COLUMBIA, S.C. — The leader of South Carolina’s health and environmental agency won’t take a consulting contract after she leaves the agency next month like her two predecessors did.

Catherine Heigel said she doesn’t want to have any controversy when she steps down from the Department of Health and Environmental Control on Aug. 4.

Previous directors have been paid as consultants for several months as the agency searches for a new director and transitions into new leadership. But the contract for Catherine Templeton, whom Heigel replaced in 2015, became an issue in the 2018 Republican governor’s race this week.

“A contract would be a normal way to do it. But I don’t want my legacy at the agency clouded by this type of controversy. It’s just not necessary,” Heigel told The State of Columbia.

Heigel won’t just leave the department and not look back. She said she will be available whenever anyone calls and needs help. Heigel said she has a job lined up with Greenville accounting firm Elliott Davis that pays more than her $195,000-a-year DHEC salary.

“I will always be a friend to the agency,” Heigel said.

Templeton and her predecessor, Earl Hunter, were each given consulting contracts and both Democratic and Republican lawmakers who deal with DHEC said it makes sense to them.

“Catherine Templeton had experience with DHEC. It is a very large and intricate agency,” state Rep. Gary Simrill said.

“I don’t see a story there. I don’t see an issue,” the Rock Hill Republican said.

Information from: The State,

Author photo
The AP is one of the largest and most trusted sources of independent newsgathering.
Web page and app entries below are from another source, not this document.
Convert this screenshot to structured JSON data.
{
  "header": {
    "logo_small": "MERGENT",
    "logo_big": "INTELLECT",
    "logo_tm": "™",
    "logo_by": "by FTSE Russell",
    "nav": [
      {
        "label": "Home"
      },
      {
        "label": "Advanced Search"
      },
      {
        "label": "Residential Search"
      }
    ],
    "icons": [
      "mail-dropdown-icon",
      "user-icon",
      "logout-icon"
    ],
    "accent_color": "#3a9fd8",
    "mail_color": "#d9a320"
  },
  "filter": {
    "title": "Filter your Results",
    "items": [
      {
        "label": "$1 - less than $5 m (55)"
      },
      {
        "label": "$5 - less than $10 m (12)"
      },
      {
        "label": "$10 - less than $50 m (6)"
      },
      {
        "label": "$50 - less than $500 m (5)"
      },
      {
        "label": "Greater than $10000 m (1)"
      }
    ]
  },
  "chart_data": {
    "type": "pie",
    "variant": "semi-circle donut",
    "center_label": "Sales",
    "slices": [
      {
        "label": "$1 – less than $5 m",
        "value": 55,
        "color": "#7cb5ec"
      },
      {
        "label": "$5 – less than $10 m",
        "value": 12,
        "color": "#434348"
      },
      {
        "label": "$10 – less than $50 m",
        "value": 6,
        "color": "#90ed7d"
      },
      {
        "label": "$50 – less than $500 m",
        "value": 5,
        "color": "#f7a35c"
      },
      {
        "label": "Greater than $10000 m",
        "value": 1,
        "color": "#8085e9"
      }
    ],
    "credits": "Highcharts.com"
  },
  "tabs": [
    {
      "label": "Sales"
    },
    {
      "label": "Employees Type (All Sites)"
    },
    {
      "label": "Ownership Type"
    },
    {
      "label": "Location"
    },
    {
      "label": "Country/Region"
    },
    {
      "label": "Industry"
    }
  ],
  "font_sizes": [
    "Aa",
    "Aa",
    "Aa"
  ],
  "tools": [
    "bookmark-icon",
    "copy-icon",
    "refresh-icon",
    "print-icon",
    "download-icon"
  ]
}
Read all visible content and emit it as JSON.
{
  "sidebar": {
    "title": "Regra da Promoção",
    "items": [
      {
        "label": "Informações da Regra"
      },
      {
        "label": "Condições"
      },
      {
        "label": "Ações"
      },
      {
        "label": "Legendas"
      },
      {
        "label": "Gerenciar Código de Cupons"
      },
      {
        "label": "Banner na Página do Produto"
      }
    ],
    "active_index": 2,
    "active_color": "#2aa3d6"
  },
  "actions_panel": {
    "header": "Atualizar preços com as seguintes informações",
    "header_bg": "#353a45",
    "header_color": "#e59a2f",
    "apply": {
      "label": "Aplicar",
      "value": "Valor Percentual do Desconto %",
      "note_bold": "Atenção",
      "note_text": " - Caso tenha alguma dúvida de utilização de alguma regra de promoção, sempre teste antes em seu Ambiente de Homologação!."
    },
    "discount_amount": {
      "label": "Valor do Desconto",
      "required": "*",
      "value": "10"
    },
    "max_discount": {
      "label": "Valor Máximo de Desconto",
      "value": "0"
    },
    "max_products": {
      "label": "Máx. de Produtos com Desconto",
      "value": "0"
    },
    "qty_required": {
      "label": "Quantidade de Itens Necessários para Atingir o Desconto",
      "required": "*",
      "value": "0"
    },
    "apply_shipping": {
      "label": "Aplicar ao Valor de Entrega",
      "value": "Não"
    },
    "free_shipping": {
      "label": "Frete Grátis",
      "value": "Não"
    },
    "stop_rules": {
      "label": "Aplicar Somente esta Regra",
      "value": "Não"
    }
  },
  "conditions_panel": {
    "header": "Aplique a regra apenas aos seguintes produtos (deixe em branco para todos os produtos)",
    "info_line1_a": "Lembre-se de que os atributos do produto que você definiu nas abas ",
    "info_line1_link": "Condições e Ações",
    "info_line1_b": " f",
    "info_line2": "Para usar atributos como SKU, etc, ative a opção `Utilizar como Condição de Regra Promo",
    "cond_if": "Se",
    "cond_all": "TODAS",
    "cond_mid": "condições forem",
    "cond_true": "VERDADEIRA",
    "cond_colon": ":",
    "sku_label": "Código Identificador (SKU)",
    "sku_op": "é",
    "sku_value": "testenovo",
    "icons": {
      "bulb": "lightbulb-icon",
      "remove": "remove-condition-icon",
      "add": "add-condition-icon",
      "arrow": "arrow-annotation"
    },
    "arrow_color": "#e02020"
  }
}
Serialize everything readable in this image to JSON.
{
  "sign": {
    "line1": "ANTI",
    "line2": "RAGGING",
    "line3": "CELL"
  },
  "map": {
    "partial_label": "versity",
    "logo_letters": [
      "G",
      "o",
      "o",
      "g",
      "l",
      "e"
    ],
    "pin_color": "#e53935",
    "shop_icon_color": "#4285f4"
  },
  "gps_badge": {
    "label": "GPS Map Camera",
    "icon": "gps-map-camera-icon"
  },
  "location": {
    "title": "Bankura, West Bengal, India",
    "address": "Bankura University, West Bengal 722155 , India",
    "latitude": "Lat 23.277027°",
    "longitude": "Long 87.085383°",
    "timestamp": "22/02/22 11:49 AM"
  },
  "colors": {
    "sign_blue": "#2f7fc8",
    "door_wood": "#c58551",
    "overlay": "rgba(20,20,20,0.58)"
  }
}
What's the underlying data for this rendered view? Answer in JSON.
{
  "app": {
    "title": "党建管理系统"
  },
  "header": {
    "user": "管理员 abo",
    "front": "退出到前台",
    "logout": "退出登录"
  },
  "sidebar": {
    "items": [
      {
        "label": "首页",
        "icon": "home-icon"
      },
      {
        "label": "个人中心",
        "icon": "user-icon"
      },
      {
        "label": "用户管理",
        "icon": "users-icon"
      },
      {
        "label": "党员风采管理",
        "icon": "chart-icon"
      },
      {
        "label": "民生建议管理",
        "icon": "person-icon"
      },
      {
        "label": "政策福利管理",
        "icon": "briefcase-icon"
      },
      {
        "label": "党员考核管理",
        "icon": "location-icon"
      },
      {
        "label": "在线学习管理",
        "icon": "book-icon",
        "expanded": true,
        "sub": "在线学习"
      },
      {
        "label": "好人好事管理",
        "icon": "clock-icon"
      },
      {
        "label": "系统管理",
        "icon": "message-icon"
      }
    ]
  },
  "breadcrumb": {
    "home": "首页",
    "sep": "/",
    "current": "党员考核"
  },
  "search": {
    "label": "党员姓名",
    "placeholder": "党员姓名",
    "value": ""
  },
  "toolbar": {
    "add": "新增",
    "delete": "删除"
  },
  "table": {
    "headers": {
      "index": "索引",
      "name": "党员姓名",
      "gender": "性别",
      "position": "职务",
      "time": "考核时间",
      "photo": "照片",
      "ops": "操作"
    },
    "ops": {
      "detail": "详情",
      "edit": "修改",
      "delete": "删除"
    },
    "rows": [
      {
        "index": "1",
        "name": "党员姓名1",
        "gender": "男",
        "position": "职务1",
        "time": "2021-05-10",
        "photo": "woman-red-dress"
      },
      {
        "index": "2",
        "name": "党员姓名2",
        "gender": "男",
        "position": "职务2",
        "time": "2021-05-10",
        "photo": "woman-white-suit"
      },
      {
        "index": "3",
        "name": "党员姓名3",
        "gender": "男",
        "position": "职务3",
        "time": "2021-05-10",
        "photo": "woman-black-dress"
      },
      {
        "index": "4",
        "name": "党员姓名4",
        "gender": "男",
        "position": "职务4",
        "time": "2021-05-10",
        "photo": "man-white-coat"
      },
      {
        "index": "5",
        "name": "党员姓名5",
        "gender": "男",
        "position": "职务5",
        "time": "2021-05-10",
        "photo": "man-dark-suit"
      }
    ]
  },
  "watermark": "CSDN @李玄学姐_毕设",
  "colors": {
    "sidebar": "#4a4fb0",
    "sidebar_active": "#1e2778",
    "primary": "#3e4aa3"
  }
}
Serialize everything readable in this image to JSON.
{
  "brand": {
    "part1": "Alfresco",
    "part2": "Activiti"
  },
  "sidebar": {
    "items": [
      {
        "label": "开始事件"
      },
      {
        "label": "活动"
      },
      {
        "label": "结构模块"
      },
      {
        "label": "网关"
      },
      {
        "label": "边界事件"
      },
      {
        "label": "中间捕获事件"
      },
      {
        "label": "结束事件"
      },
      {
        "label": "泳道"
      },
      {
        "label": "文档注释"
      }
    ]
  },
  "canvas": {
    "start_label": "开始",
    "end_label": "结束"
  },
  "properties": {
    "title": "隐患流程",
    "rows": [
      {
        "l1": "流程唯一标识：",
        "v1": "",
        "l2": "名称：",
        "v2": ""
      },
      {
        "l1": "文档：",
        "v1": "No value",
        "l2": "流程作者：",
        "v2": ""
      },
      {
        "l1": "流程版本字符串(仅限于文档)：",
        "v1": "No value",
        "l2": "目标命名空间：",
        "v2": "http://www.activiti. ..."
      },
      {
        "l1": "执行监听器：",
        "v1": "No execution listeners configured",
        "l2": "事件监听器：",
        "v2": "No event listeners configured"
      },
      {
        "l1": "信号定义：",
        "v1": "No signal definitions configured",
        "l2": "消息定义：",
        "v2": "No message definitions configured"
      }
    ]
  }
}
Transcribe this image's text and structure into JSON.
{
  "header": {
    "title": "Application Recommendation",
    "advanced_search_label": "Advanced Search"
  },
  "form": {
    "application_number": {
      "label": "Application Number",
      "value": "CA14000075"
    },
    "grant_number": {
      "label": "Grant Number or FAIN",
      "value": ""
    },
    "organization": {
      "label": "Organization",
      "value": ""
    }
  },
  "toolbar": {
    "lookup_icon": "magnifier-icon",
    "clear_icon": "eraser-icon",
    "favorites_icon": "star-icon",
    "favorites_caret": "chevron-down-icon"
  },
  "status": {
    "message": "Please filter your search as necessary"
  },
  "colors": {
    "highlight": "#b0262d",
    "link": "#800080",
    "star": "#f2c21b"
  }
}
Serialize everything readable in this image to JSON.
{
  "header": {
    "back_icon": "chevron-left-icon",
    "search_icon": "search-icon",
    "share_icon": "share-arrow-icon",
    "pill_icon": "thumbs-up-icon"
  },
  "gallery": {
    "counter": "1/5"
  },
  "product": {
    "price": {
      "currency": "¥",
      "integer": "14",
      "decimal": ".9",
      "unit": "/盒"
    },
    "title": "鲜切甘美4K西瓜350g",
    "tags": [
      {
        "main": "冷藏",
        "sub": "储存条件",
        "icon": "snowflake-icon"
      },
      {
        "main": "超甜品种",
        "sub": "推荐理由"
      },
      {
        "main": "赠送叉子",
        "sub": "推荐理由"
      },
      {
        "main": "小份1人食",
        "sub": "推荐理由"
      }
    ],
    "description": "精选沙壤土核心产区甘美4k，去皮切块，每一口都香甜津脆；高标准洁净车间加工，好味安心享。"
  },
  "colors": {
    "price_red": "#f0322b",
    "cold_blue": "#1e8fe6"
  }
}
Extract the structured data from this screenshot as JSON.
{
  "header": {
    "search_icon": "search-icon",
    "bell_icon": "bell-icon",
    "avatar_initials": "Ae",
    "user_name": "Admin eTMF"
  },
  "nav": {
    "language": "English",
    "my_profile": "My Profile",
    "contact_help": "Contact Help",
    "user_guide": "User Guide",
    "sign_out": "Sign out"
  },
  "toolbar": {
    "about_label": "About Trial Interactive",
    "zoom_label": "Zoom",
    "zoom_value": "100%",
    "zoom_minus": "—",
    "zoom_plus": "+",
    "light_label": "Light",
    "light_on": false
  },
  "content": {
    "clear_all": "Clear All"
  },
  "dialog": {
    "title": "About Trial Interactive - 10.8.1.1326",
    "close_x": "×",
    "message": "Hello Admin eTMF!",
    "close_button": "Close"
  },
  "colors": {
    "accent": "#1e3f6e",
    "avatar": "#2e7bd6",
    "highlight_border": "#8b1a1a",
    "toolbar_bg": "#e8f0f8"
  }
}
AP is neither privately owned nor government-funded; instead, as a not-for-profit news cooperative owned by its American newspaper and broadcast members, it can maintain its single-minded focus on newsgathering and its commitment to the highest standards of objective, accurate journalism.